§ TASK:
Find how many lines in the entries below carry the word "humidity" and answer with only that figure.

- - -

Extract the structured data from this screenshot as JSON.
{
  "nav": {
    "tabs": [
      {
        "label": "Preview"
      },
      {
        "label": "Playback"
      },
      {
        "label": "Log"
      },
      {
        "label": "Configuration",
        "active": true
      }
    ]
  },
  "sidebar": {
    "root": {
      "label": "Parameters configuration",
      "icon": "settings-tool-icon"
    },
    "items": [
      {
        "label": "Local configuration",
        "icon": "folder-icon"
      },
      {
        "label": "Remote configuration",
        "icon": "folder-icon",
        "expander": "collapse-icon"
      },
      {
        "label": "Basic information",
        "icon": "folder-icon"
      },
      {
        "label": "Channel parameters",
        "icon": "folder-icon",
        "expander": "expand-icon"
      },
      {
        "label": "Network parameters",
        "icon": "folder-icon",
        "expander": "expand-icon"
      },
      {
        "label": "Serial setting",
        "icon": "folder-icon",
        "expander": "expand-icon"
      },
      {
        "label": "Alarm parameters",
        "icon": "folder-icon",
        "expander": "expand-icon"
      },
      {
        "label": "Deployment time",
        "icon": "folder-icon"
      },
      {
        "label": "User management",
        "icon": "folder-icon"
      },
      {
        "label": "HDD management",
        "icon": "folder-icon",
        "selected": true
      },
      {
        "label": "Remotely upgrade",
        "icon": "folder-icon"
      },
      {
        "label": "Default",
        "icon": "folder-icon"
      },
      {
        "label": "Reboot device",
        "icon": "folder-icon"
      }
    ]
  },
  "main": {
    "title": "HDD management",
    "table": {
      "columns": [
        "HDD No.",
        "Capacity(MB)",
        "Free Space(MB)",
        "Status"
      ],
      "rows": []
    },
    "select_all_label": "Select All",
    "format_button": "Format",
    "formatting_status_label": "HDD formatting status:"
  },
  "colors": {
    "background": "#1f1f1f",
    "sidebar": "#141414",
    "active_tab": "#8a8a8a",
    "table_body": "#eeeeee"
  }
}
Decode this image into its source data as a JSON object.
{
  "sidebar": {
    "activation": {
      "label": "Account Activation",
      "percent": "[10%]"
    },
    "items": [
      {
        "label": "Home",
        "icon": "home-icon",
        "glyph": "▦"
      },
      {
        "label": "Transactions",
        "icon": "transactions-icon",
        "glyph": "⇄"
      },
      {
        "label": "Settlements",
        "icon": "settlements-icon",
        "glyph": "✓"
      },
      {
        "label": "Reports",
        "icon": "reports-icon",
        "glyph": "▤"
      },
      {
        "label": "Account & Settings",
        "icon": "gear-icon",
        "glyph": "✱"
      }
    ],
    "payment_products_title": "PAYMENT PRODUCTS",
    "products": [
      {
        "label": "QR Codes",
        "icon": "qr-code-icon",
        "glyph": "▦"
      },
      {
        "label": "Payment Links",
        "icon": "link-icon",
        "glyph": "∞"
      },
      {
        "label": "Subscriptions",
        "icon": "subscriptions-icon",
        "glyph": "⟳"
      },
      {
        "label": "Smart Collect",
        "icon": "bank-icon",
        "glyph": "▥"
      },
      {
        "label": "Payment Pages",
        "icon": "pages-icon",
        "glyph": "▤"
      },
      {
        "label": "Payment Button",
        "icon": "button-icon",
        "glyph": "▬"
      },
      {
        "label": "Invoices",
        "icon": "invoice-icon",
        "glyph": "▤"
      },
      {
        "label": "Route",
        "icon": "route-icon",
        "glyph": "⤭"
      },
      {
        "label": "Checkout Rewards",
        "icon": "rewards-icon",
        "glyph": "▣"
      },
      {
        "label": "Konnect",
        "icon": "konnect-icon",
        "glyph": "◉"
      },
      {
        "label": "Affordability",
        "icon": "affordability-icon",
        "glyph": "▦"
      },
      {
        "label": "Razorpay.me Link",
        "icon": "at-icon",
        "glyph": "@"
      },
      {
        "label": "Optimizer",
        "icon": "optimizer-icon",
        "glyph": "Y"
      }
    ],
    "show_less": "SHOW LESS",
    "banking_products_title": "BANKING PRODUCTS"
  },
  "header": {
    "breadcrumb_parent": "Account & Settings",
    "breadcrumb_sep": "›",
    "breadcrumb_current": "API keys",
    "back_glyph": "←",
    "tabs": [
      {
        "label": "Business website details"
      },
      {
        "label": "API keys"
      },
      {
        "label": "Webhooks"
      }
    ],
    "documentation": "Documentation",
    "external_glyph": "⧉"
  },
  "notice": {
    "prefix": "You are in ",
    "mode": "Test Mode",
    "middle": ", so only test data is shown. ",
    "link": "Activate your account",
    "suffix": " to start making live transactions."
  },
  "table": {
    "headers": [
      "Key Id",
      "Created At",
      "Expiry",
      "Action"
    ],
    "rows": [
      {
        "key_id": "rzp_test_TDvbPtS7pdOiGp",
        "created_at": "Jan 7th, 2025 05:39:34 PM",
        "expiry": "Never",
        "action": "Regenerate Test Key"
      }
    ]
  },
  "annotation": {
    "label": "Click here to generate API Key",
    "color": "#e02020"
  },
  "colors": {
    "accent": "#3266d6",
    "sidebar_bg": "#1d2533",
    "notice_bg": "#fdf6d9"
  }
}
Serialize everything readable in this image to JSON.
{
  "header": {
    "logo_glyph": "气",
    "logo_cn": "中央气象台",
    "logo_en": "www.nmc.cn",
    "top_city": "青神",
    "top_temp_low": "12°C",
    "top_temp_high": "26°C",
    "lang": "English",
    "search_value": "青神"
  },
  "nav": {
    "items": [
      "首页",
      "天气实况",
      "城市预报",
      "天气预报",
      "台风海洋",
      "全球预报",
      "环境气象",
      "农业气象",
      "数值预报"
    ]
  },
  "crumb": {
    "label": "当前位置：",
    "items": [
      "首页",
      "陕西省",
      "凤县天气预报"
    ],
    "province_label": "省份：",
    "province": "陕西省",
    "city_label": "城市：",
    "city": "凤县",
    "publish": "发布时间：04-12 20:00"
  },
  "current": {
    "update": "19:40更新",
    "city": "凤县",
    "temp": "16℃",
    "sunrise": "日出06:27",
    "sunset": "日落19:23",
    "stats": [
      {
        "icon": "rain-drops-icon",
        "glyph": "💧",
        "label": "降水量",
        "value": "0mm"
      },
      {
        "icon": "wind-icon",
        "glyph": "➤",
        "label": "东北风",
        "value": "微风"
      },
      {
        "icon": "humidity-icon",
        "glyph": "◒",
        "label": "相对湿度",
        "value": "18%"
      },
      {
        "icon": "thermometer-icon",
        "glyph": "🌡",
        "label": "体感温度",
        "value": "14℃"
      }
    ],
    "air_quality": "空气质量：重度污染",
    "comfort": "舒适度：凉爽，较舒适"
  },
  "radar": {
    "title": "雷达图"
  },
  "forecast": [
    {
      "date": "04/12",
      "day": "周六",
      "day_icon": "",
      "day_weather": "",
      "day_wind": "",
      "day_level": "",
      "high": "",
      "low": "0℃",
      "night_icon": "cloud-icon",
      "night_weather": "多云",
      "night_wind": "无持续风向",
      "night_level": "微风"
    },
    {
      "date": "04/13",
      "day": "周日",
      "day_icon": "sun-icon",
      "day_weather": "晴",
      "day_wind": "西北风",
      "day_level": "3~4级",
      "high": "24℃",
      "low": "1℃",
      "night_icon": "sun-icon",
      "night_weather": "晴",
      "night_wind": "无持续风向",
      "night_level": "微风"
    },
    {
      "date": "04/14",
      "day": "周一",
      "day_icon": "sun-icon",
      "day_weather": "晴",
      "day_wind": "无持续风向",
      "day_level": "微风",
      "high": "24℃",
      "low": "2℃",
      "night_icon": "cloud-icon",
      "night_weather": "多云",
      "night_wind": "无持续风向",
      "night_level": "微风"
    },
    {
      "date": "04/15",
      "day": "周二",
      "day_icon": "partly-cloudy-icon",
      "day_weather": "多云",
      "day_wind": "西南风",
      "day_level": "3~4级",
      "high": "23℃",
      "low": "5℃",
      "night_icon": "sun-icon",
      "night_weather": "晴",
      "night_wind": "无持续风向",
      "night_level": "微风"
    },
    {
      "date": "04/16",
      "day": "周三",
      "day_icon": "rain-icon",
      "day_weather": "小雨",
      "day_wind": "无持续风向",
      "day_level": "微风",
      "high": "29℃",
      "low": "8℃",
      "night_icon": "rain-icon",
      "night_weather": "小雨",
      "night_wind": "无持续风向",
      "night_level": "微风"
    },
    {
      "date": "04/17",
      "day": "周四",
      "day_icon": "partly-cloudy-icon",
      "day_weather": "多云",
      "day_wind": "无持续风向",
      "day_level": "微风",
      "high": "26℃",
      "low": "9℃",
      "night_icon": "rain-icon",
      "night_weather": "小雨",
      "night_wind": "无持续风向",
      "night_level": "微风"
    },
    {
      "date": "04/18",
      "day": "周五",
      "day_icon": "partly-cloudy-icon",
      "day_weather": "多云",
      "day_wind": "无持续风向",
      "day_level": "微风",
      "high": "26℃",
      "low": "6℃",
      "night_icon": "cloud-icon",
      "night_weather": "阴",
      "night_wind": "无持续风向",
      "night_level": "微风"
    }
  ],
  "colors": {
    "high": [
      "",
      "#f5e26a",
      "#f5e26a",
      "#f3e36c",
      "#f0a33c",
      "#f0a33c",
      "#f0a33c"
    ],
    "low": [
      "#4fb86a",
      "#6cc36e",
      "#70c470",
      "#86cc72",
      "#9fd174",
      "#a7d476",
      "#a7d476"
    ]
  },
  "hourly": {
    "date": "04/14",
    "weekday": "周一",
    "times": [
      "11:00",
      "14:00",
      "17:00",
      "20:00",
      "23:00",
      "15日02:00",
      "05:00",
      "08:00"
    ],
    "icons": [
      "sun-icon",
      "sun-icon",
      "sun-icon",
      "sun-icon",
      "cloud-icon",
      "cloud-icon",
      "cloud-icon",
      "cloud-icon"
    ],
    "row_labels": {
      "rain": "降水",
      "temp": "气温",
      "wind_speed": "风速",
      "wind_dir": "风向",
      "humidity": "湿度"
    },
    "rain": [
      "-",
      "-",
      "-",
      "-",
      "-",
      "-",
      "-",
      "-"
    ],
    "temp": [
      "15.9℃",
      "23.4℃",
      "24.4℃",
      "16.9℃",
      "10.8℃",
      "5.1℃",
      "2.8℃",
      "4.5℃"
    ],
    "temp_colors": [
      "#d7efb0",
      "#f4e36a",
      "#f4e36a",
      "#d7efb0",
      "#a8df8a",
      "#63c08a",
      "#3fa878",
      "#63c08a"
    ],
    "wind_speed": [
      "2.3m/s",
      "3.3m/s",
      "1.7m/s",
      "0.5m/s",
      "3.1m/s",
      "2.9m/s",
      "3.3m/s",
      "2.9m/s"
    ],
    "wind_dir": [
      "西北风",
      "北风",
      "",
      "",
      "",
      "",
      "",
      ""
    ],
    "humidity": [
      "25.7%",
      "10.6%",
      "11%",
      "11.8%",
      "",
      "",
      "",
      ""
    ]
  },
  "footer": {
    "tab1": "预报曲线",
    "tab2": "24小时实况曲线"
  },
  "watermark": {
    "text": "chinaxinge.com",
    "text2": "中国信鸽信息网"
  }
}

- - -

§ WRITTEN ANSWER:
3